In a twist on The eLearning Guild’s annual salary report, the Guild’s research director, Jane Bozarth, examined L&D jobs recruitment data. This 2019 study offers some intriguing pointers to L&D professionals: hints as to how the role of instructional designer has changed, what digital skills IDs should acquire or sharpen, and an indication that creating eLearning for higher education is a growth area. The report, eLearning Salary & Compensation: Advice for Workers, Recruiters, and Hiring Managers, is available for download. Here’s a taste of what Bozarth found.
“A review of advertisements for jobs in L&D revealed an ever-expanding concept of instructional designer and conflation of titles with words such as digital, multimedia, and developer,” Bozarth wrote.

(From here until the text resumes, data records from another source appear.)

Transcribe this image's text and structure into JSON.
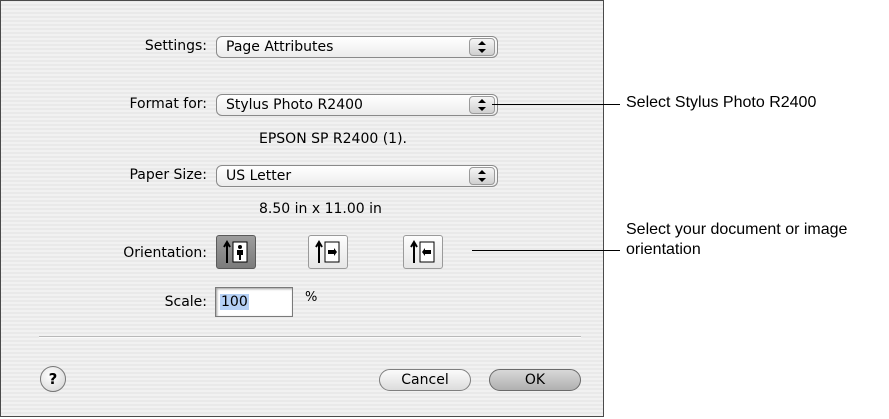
{
  "dialog": {
    "settings": {
      "label": "Settings:",
      "value": "Page Attributes"
    },
    "format_for": {
      "label": "Format for:",
      "value": "Stylus Photo R2400",
      "detail": "EPSON SP R2400 (1)."
    },
    "paper_size": {
      "label": "Paper Size:",
      "value": "US Letter",
      "detail": "8.50 in x 11.00 in"
    },
    "orientation": {
      "label": "Orientation:",
      "options": [
        {
          "icon": "portrait-orientation-icon",
          "selected": true
        },
        {
          "icon": "landscape-orientation-icon",
          "selected": false
        },
        {
          "icon": "reverse-landscape-orientation-icon",
          "selected": false
        }
      ]
    },
    "scale": {
      "label": "Scale:",
      "value": "100",
      "unit": "%"
    },
    "help_label": "?",
    "cancel_label": "Cancel",
    "ok_label": "OK"
  },
  "callouts": {
    "format": "Select Stylus Photo R2400",
    "orientation": "Select your document or image orientation"
  }
}
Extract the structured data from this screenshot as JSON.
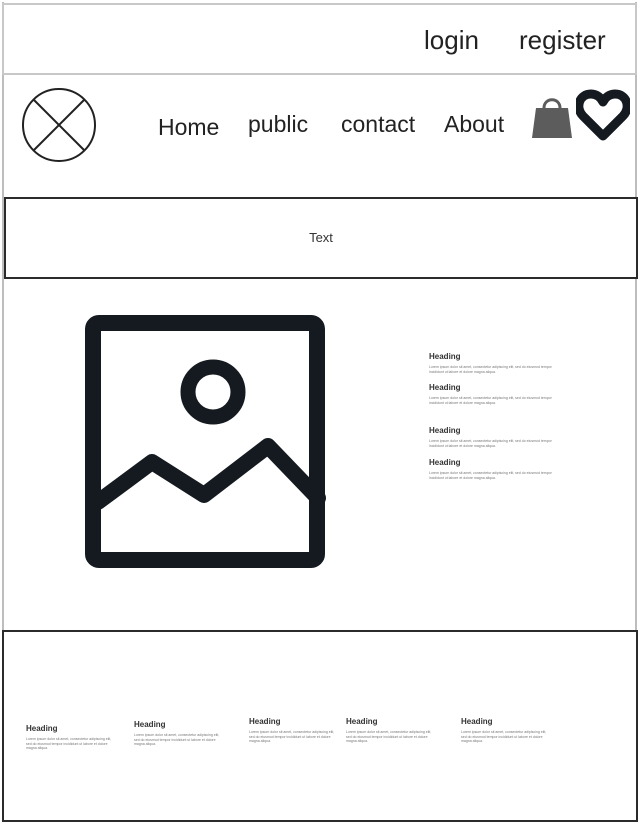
{
  "header": {
    "login_label": "login",
    "register_label": "register"
  },
  "nav": {
    "logo_icon": "circle-x-placeholder-icon",
    "items": [
      {
        "label": "Home"
      },
      {
        "label": "public"
      },
      {
        "label": "contact"
      },
      {
        "label": "About"
      }
    ],
    "cart_icon": "shopping-bag-icon",
    "wishlist_icon": "heart-icon"
  },
  "banner": {
    "text": "Text"
  },
  "hero": {
    "image_icon": "image-placeholder-icon",
    "side_items": [
      {
        "heading": "Heading",
        "body": "Lorem ipsum dolor sit amet, consectetur adipiscing elit, sed do eiusmod tempor incididunt ut labore et dolore magna aliqua."
      },
      {
        "heading": "Heading",
        "body": "Lorem ipsum dolor sit amet, consectetur adipiscing elit, sed do eiusmod tempor incididunt ut labore et dolore magna aliqua."
      },
      {
        "heading": "Heading",
        "body": "Lorem ipsum dolor sit amet, consectetur adipiscing elit, sed do eiusmod tempor incididunt ut labore et dolore magna aliqua."
      },
      {
        "heading": "Heading",
        "body": "Lorem ipsum dolor sit amet, consectetur adipiscing elit, sed do eiusmod tempor incididunt ut labore et dolore magna aliqua."
      }
    ]
  },
  "footer": {
    "columns": [
      {
        "heading": "Heading",
        "body": "Lorem ipsum dolor sit amet, consectetur adipiscing elit, sed do eiusmod tempor incididunt ut labore et dolore magna aliqua."
      },
      {
        "heading": "Heading",
        "body": "Lorem ipsum dolor sit amet, consectetur adipiscing elit, sed do eiusmod tempor incididunt ut labore et dolore magna aliqua."
      },
      {
        "heading": "Heading",
        "body": "Lorem ipsum dolor sit amet, consectetur adipiscing elit, sed do eiusmod tempor incididunt ut labore et dolore magna aliqua."
      },
      {
        "heading": "Heading",
        "body": "Lorem ipsum dolor sit amet, consectetur adipiscing elit, sed do eiusmod tempor incididunt ut labore et dolore magna aliqua."
      },
      {
        "heading": "Heading",
        "body": "Lorem ipsum dolor sit amet, consectetur adipiscing elit, sed do eiusmod tempor incididunt ut labore et dolore magna aliqua."
      }
    ]
  },
  "colors": {
    "icon_dark": "#141a1f",
    "bag_gray": "#5c5c5c",
    "border_dark": "#2b2b2b",
    "border_light": "#c8c8c8"
  }
}
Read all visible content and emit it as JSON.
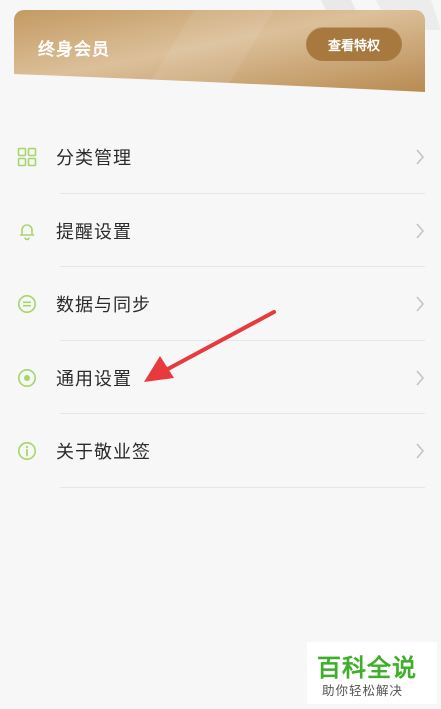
{
  "vip_card": {
    "title": "终身会员",
    "button_label": "查看特权"
  },
  "menu": {
    "items": [
      {
        "label": "分类管理",
        "icon": "grid-icon"
      },
      {
        "label": "提醒设置",
        "icon": "bell-icon"
      },
      {
        "label": "数据与同步",
        "icon": "sync-icon"
      },
      {
        "label": "通用设置",
        "icon": "settings-dot-icon"
      },
      {
        "label": "关于敬业签",
        "icon": "info-icon"
      }
    ]
  },
  "watermark": {
    "brand": "百科全说",
    "slogan": "助你轻松解决"
  },
  "colors": {
    "accent_green": "#a6d66a",
    "gold_dark": "#a8793f",
    "gold_light": "#d8b98b",
    "annotation_red": "#e8393c",
    "watermark_green": "#3fae2a"
  }
}
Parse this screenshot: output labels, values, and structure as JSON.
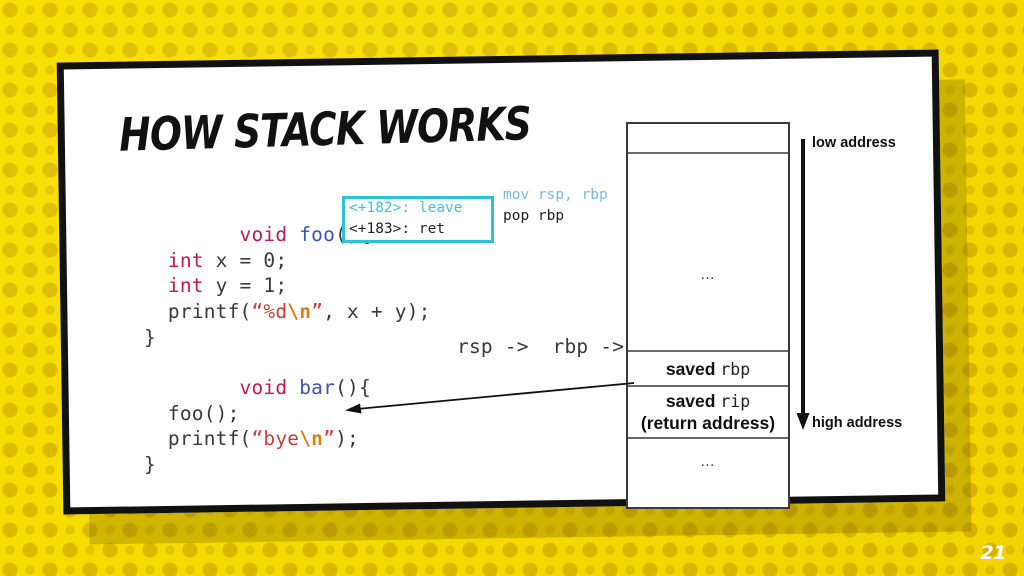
{
  "slide": {
    "title": "How Stack Works",
    "page_number": "21",
    "background_color": "#f7dc00",
    "accent_color": "#2ec2d8",
    "card_color": "#ffffff"
  },
  "code_foo": {
    "lines": [
      [
        {
          "t": "void ",
          "c": "type"
        },
        {
          "t": "foo",
          "c": "fn"
        },
        {
          "t": "(){",
          "c": "plain"
        }
      ],
      [
        {
          "t": "  int ",
          "c": "type"
        },
        {
          "t": "x = 0;",
          "c": "plain"
        }
      ],
      [
        {
          "t": "  int ",
          "c": "type"
        },
        {
          "t": "y = 1;",
          "c": "plain"
        }
      ],
      [
        {
          "t": "  printf(",
          "c": "plain"
        },
        {
          "t": "“%d",
          "c": "str"
        },
        {
          "t": "\\n",
          "c": "esc"
        },
        {
          "t": "”",
          "c": "str"
        },
        {
          "t": ", x + y);",
          "c": "plain"
        }
      ],
      [
        {
          "t": "}",
          "c": "plain"
        }
      ]
    ]
  },
  "code_bar": {
    "lines": [
      [
        {
          "t": "void ",
          "c": "type"
        },
        {
          "t": "bar",
          "c": "fn"
        },
        {
          "t": "(){",
          "c": "plain"
        }
      ],
      [
        {
          "t": "  foo();",
          "c": "plain"
        }
      ],
      [
        {
          "t": "  printf(",
          "c": "plain"
        },
        {
          "t": "“bye",
          "c": "str"
        },
        {
          "t": "\\n",
          "c": "esc"
        },
        {
          "t": "”",
          "c": "str"
        },
        {
          "t": ");",
          "c": "plain"
        }
      ],
      [
        {
          "t": "}",
          "c": "plain"
        }
      ]
    ]
  },
  "asm_box": {
    "line1_teal": "<+182>: leave",
    "line2": "<+183>: ret"
  },
  "asm_right": {
    "line1_lightblue": "mov rsp, rbp",
    "line2": "pop rbp"
  },
  "pointers": {
    "labels": "rsp ->  rbp ->"
  },
  "stack": {
    "cells": [
      {
        "name": "top-empty",
        "text": ""
      },
      {
        "name": "upper-region",
        "text": "…"
      },
      {
        "name": "saved-rbp",
        "bold": "saved ",
        "mono": "rbp"
      },
      {
        "name": "saved-rip",
        "bold": "saved ",
        "mono": "rip",
        "sub": "(return address)"
      },
      {
        "name": "lower-region",
        "text": "…"
      }
    ]
  },
  "address_axis": {
    "low_label": "low address",
    "high_label": "high address"
  }
}
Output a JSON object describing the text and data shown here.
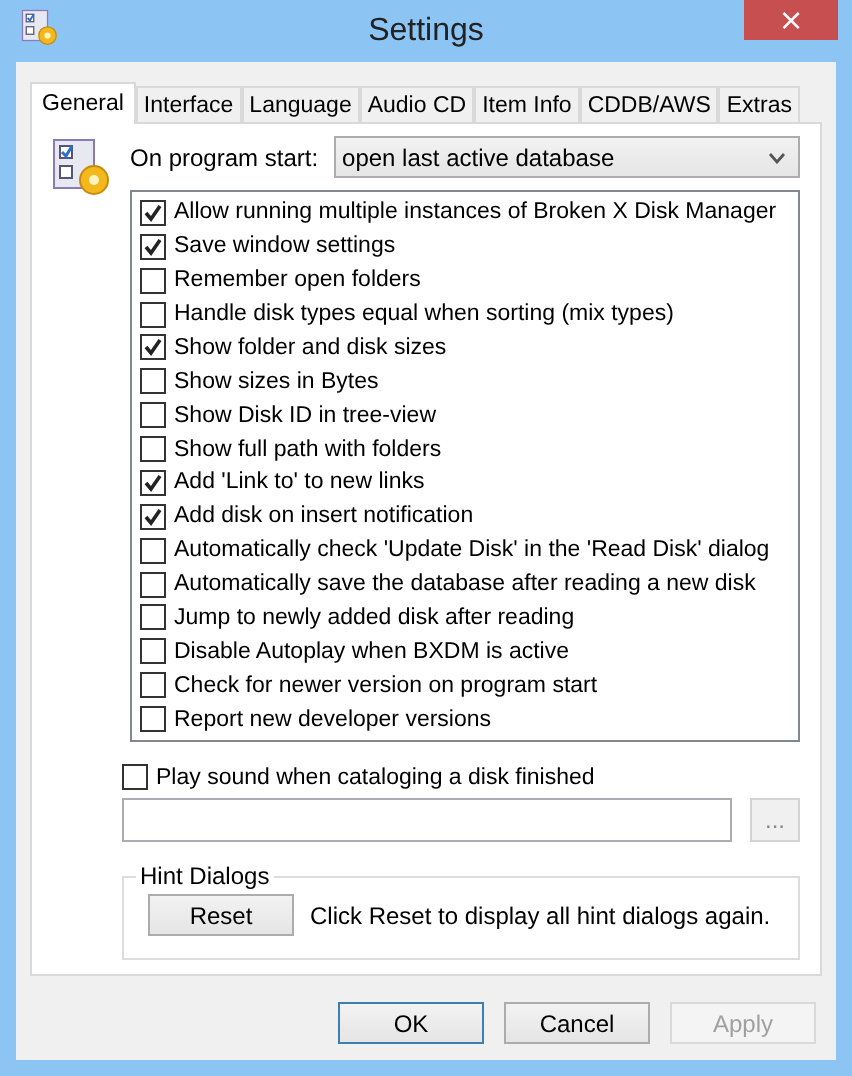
{
  "window": {
    "title": "Settings",
    "close_label": "×"
  },
  "tabs": [
    {
      "label": "General",
      "selected": true
    },
    {
      "label": "Interface",
      "selected": false
    },
    {
      "label": "Language",
      "selected": false
    },
    {
      "label": "Audio CD",
      "selected": false
    },
    {
      "label": "Item Info",
      "selected": false
    },
    {
      "label": "CDDB/AWS",
      "selected": false
    },
    {
      "label": "Extras",
      "selected": false
    }
  ],
  "program_start": {
    "label": "On program start:",
    "value": "open last active database"
  },
  "options": [
    {
      "label": "Allow running multiple instances of Broken X Disk Manager",
      "checked": true
    },
    {
      "label": "Save window settings",
      "checked": true
    },
    {
      "label": "Remember open folders",
      "checked": false
    },
    {
      "label": "Handle disk types equal when sorting (mix types)",
      "checked": false
    },
    {
      "label": "Show folder and disk sizes",
      "checked": true
    },
    {
      "label": "Show sizes in Bytes",
      "checked": false
    },
    {
      "label": "Show Disk ID in tree-view",
      "checked": false
    },
    {
      "label": "Show full path with folders",
      "checked": false
    },
    {
      "label": "Add 'Link to' to new links",
      "checked": true
    },
    {
      "label": "Add disk on insert notification",
      "checked": true
    },
    {
      "label": "Automatically check 'Update Disk' in the 'Read Disk' dialog",
      "checked": false
    },
    {
      "label": "Automatically save the database after reading a new disk",
      "checked": false
    },
    {
      "label": "Jump to newly added disk after reading",
      "checked": false
    },
    {
      "label": "Disable Autoplay when BXDM is active",
      "checked": false
    },
    {
      "label": "Check for newer version on program start",
      "checked": false
    },
    {
      "label": "Report new developer versions",
      "checked": false
    }
  ],
  "play_sound": {
    "label": "Play sound when cataloging a disk finished",
    "checked": false,
    "browse_label": "..."
  },
  "hint_dialogs": {
    "title": "Hint Dialogs",
    "button": "Reset",
    "text": "Click Reset to display all hint dialogs again."
  },
  "buttons": [
    {
      "label": "OK",
      "disabled": false,
      "default": true
    },
    {
      "label": "Cancel",
      "disabled": false,
      "default": false
    },
    {
      "label": "Apply",
      "disabled": true,
      "default": false
    }
  ]
}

Specifically, those hiring instructional designers often express a desire for experience in:
Audio and video production and editing
Mobile app design
Social and collaboration tools
Augmented, virtual, and mixed realities
In addition, some listings want IDs who can support a variety of learning platforms, create dashboards, and do web design and HTML5 coding—skills that used to reside in the eLearning developer’s toolkit.
eLearning developer job descriptions have also become broader, encompassing much of what was formerly the instructional designer’s wheelhouse. “Ads for developer jobs often specify instructional design as a key focus. While some postings indicate that a developer’s primary work would be in web design or content authoring, others included the soup-to-nuts list of skills similar to that seen in ID postings,” Bozarth wrote.
This emphasis on digital tools and technology supplants a focus on actual instructional design that Cammy Bean found in 2015. Bozarth reproduced Bean’s list of skills most often found in ID job descriptions a mere four years ago:
Writing learning objectives
Knows ADDIE process
Live & recorded webinars
Support the training database
Experience working with SMEs
Experience creating instructor-led training
Both lists emphasize proficiency with multiple content platforms and formats, though the lists are appropriate to their time periods. How quickly technology has evolved! But Bozarth’s list is noticeably short on the foundational skills—like needs analysis or task assessment—that previously topped ID job requirements.
Opportunities in higher education
In addition to the expected focus on digital skills, Bozarth reports on a likely growth area for L&D jobs: institutions of higher education. In The Guild’s 2018 salary survey, about 17 percent of the respondents reported working in higher ed. Bozarth found that about a fifth of current job postings were for higher education jobs, perhaps hinting at an increase.
Practitioners in these jobs will find their daily tasks different from what they might have done in a corporate L&D post, and they can expect more hands-on teaching. “Most people in these roles typically work to develop materials for months-long academic courses offered by instructors via a content management system. Designers and developers often had the additional requirement for training faculty in using new technologies and approaches,” Bozarth wrote.
As universities increasingly turn to eLearning to supplement or replace some face-to-face teaching and move entire certificates and degrees online, the need for skilled eLearning developers and designers in this arena is likely to continue to grow.